- 35g (or 3 tablespoons) granulated sugar
- 3¼ teaspoon cornstarch
- 600ml (or 2½ cups) heavy whipping cream, divided
- 225g (or 1 cup) unsalted butter
- 255g (or 1¼ cup + 1 teaspoon) granulated sugar
- 3 large eggs
- 245g (or 1¾ cup + 3 tablespoons + 1 teaspoon) all-purpose flour
- 3 teaspoons baking powder
- pinch of salt
- 45ml (or 3 tablespoons) buttermilk
- 1 teaspoon vanilla extract
- 100g (or ½ cup) granulated sugar
- 120ml (or ½ cup) water
- 2 teaspoons raspberry eau-de-vie, optional*
- In a small saucepan and using a whisk, stir together sugar and cornstarch until well combined. Add 150ml (or ½ cup + 2 tablespoons) of the cream, stirring constantly.
- Heat the mixture over low heat, stirring with a whisk, until the bubbles disappear and the mixture thickens considerably. Remove from the heat, transfer to a plate and cover immediately with plastic wrap, pressing the plastic directly against the pudding to prevent a skin from forming. Allow the pudding to cool to room temperature, then place it in the fridge to chill thoroughly.
- Preheat the oven to 175°C/350°F (standard oven setting). Lightly butter three 18-cm/7-inch cake pans and line the bottom with baking parchment.
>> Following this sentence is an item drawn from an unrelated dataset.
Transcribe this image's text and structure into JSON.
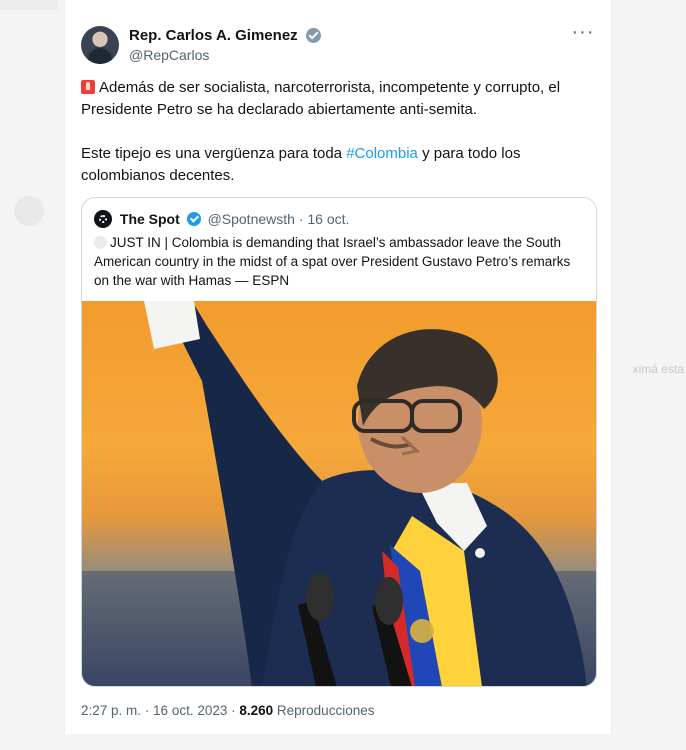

- In a stand mixer fitted with the paddle attachment, beat the butter and sugar until creamy and light, about 5 minutes on high speed. Using a rubber spatula, scrape the sides and bottom of the bowl every now and then to make sure all the ingredients get incorporated. Add the eggs one at a time, mixing well after each addition (doing the scrape thing again), until the mixture looks fluffy and pale (like buttercream).
- In a small bowl, stir together the flour, baking powder and salt. In a glass, combine the buttermilk and vanilla. Add the dry ingredients and wet ingredients to the butter mixture and mix on low speed until the batter looks smooth.
- Divide the batter over the prepared pans and bake on a rack in the middle of the oven until the tops of the cakes are golden brown and spring back when pressed with a finger, and a toothpick inserted into the center of the cakes comes out clean, 20-25 minutes.
- Once the cakes are done, remove from the oven and allow to cool to room temperature in the pans.
- In a small saucepan, combine sugar and water. Heat over low heat, stirring with a metal spoon until the sugar has dissolved and the syrup looks completely clear (like water). Transfer the syrup to a clean, heatproof container (a mug) and allow to cool to room temperature. Once it’s cool, measure 120 cup of the syrup and stir in the raspberry eau-de-vie. Discard the remaining syrup.
- In the bowl of a stand mixer fitted with the whisk attachment, beat the remaining 450ml of cream until it holds soft peaks. Beat in the chilled pudding one spoonful at a time, then keep beating until the cream holds stiff peaks.
- Place cake on a serving plate. Prick the top of the cake all over with a fork, then spoon two tablespoons of the raspberry syrup over the top. Plop almost a third of the cream frosting in the center of the cake layer.
- Using an offset spatula or a spoon, spread the frosting towards the edges of the cake. Top the whipped cream frosting layer with fruit (I cut the blackberries, strawberries and raspberries in half first) then add a little more cream on top of the fruit (just in the center of the cake) and place the second cake layer on top.
- Repeat with the second and third layer, finishing with a big pile of fruit on top of the cake. Place the cake in the fridge for at least three hours to allow the flavors to meld, then serve! Cake can be made two days ahead and stored in an airtight container in the fridge.